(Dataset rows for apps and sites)
◇ ◇ ◇

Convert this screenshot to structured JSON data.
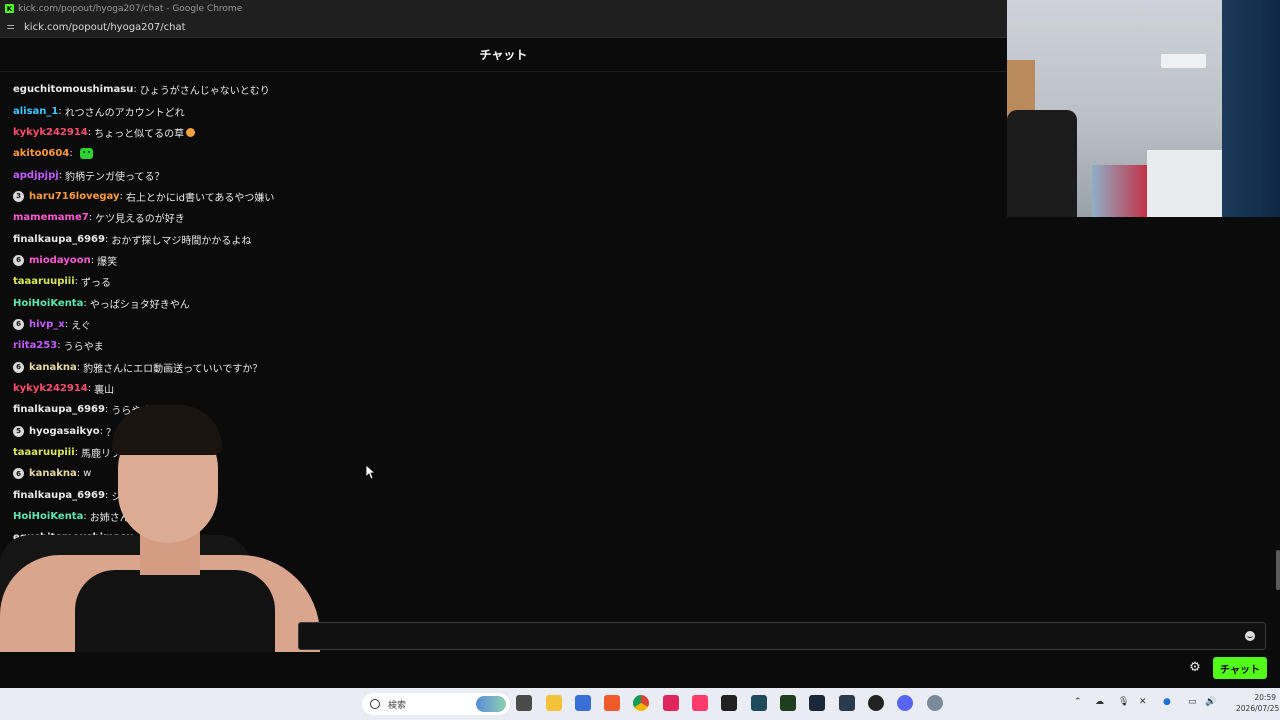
{
  "browser": {
    "window_title": "kick.com/popout/hyoga207/chat - Google Chrome",
    "favicon_letter": "K",
    "url": "kick.com/popout/hyoga207/chat"
  },
  "chat": {
    "header_title": "チャット",
    "messages": [
      {
        "user": "eguchitomoushimasu",
        "color": "#e8e8e8",
        "text": "ひょうがさんじゃないとむり"
      },
      {
        "user": "alisan_1",
        "color": "#3ec7ff",
        "text": "れつさんのアカウントどれ"
      },
      {
        "user": "kykyk242914",
        "color": "#ff4d6d",
        "text": "ちょっと似てるの草"
      },
      {
        "user": "akito0604",
        "color": "#ff9a3c",
        "text": ""
      },
      {
        "user": "apdjpjpj",
        "color": "#c45cff",
        "text": "豹柄テンガ使ってる？"
      },
      {
        "user": "haru716lovegay",
        "badge": "3",
        "color": "#ff9a3c",
        "text": "右上とかにid書いてあるやつ嫌い"
      },
      {
        "user": "mamemame7",
        "color": "#ff5ad2",
        "text": "ケツ見えるのが好き"
      },
      {
        "user": "finalkaupa_6969",
        "color": "#e8e8e8",
        "text": "おかず探しマジ時間かかるよね"
      },
      {
        "user": "miodayoon",
        "badge": "6",
        "color": "#ff5ad2",
        "text": "爆笑"
      },
      {
        "user": "taaaruupiii",
        "color": "#d9e85a",
        "text": "ずっる"
      },
      {
        "user": "HoiHoiKenta",
        "color": "#5de8b0",
        "text": "やっぱショタ好きやん"
      },
      {
        "user": "hivp_x",
        "badge": "6",
        "color": "#c45cff",
        "text": "えぐ"
      },
      {
        "user": "riita253",
        "color": "#c45cff",
        "text": "うらやま"
      },
      {
        "user": "kanakna",
        "badge": "6",
        "color": "#e8d9a0",
        "text": "豹雅さんにエロ動画送っていいですか？"
      },
      {
        "user": "kykyk242914",
        "color": "#ff4d6d",
        "text": "裏山"
      },
      {
        "user": "finalkaupa_6969",
        "color": "#e8e8e8",
        "text": "うらやま"
      },
      {
        "user": "hyogasaikyo",
        "badge": "5",
        "color": "#e8e8e8",
        "text": "？"
      },
      {
        "user": "taaaruupiii",
        "color": "#d9e85a",
        "text": "馬鹿リフ"
      },
      {
        "user": "kanakna",
        "badge": "6",
        "color": "#e8d9a0",
        "text": "w"
      },
      {
        "user": "finalkaupa_6969",
        "color": "#e8e8e8",
        "text": "ジ"
      },
      {
        "user": "HoiHoiKenta",
        "color": "#5de8b0",
        "text": "お姉さん"
      },
      {
        "user": "eguchitomoushimasu",
        "color": "#e8e8e8",
        "text": ""
      }
    ],
    "input_value": "",
    "send_label": "チャット"
  },
  "taskbar": {
    "search_placeholder": "検索",
    "time": "20:59",
    "date": "2026/07/25"
  },
  "colors": {
    "kick_green": "#53fc18",
    "background": "#0b0b0c"
  },
  "icons": [
    "site-info-icon",
    "gear-icon",
    "emoji-icon",
    "search-icon",
    "mouse-cursor-icon"
  ]
}
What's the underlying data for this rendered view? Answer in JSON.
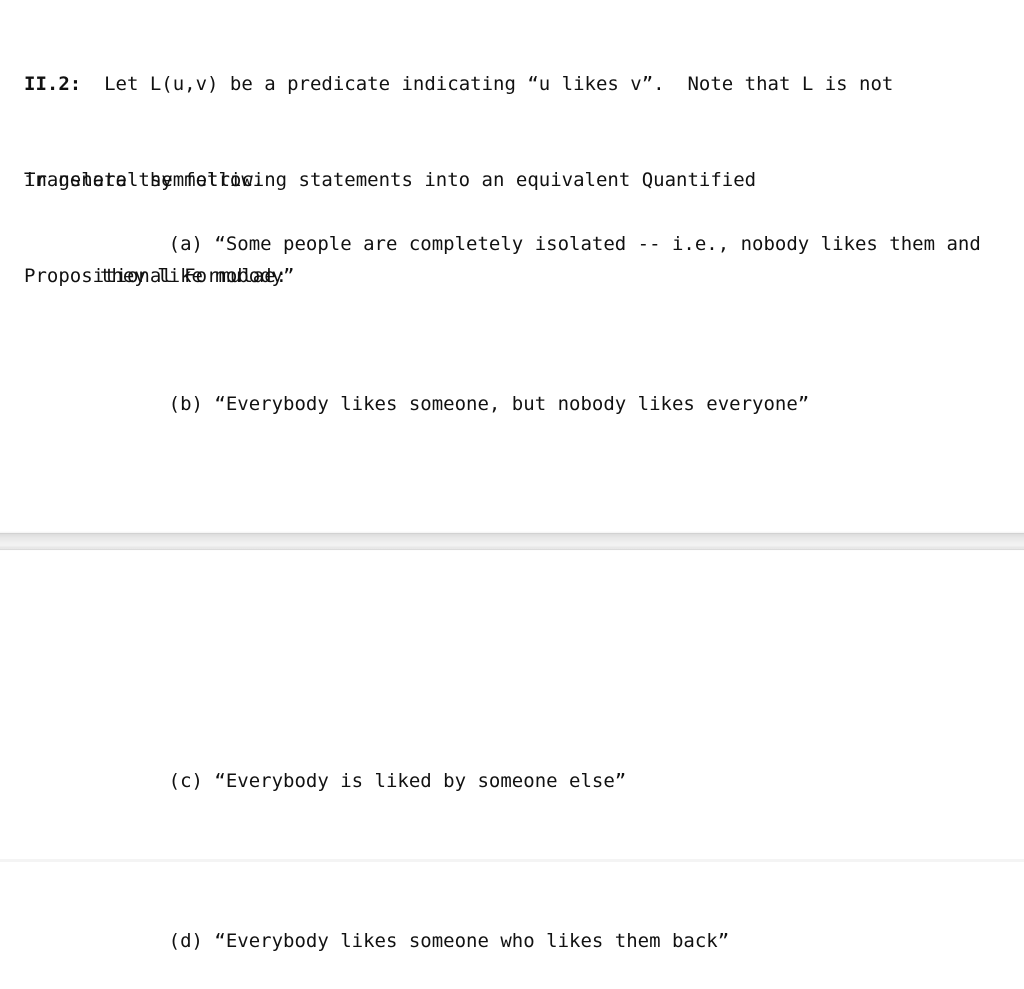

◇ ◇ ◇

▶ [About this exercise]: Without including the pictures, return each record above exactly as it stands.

▶ [Exercise answer]:
Convert this screenshot to structured JSON data.
{
  "browser": {
    "window_title": "kick.com/popout/hyoga207/chat - Google Chrome",
    "favicon_letter": "K",
    "url": "kick.com/popout/hyoga207/chat"
  },
  "chat": {
    "header_title": "チャット",
    "messages": [
      {
        "user": "eguchitomoushimasu",
        "color": "#e8e8e8",
        "text": "ひょうがさんじゃないとむり"
      },
      {
        "user": "alisan_1",
        "color": "#3ec7ff",
        "text": "れつさんのアカウントどれ"
      },
      {
        "user": "kykyk242914",
        "color": "#ff4d6d",
        "text": "ちょっと似てるの草"
      },
      {
        "user": "akito0604",
        "color": "#ff9a3c",
        "text": ""
      },
      {
        "user": "apdjpjpj",
        "color": "#c45cff",
        "text": "豹柄テンガ使ってる？"
      },
      {
        "user": "haru716lovegay",
        "badge": "3",
        "color": "#ff9a3c",
        "text": "右上とかにid書いてあるやつ嫌い"
      },
      {
        "user": "mamemame7",
        "color": "#ff5ad2",
        "text": "ケツ見えるのが好き"
      },
      {
        "user": "finalkaupa_6969",
        "color": "#e8e8e8",
        "text": "おかず探しマジ時間かかるよね"
      },
      {
        "user": "miodayoon",
        "badge": "6",
        "color": "#ff5ad2",
        "text": "爆笑"
      },
      {
        "user": "taaaruupiii",
        "color": "#d9e85a",
        "text": "ずっる"
      },
      {
        "user": "HoiHoiKenta",
        "color": "#5de8b0",
        "text": "やっぱショタ好きやん"
      },
      {
        "user": "hivp_x",
        "badge": "6",
        "color": "#c45cff",
        "text": "えぐ"
      },
      {
        "user": "riita253",
        "color": "#c45cff",
        "text": "うらやま"
      },
      {
        "user": "kanakna",
        "badge": "6",
        "color": "#e8d9a0",
        "text": "豹雅さんにエロ動画送っていいですか？"
      },
      {
        "user": "kykyk242914",
        "color": "#ff4d6d",
        "text": "裏山"
      },
      {
        "user": "finalkaupa_6969",
        "color": "#e8e8e8",
        "text": "うらやま"
      },
      {
        "user": "hyogasaikyo",
        "badge": "5",
        "color": "#e8e8e8",
        "text": "？"
      },
      {
        "user": "taaaruupiii",
        "color": "#d9e85a",
        "text": "馬鹿リフ"
      },
      {
        "user": "kanakna",
        "badge": "6",
        "color": "#e8d9a0",
        "text": "w"
      },
      {
        "user": "finalkaupa_6969",
        "color": "#e8e8e8",
        "text": "ジ"
      },
      {
        "user": "HoiHoiKenta",
        "color": "#5de8b0",
        "text": "お姉さん"
      },
      {
        "user": "eguchitomoushimasu",
        "color": "#e8e8e8",
        "text": ""
      }
    ],
    "input_value": "",
    "send_label": "チャット"
  },
  "taskbar": {
    "search_placeholder": "検索",
    "time": "20:59",
    "date": "2026/07/25"
  },
  "colors": {
    "kick_green": "#53fc18",
    "background": "#0b0b0c"
  },
  "icons": [
    "site-info-icon",
    "gear-icon",
    "emoji-icon",
    "search-icon",
    "mouse-cursor-icon"
  ]
}
What's the underlying data for this rendered view? Answer in JSON.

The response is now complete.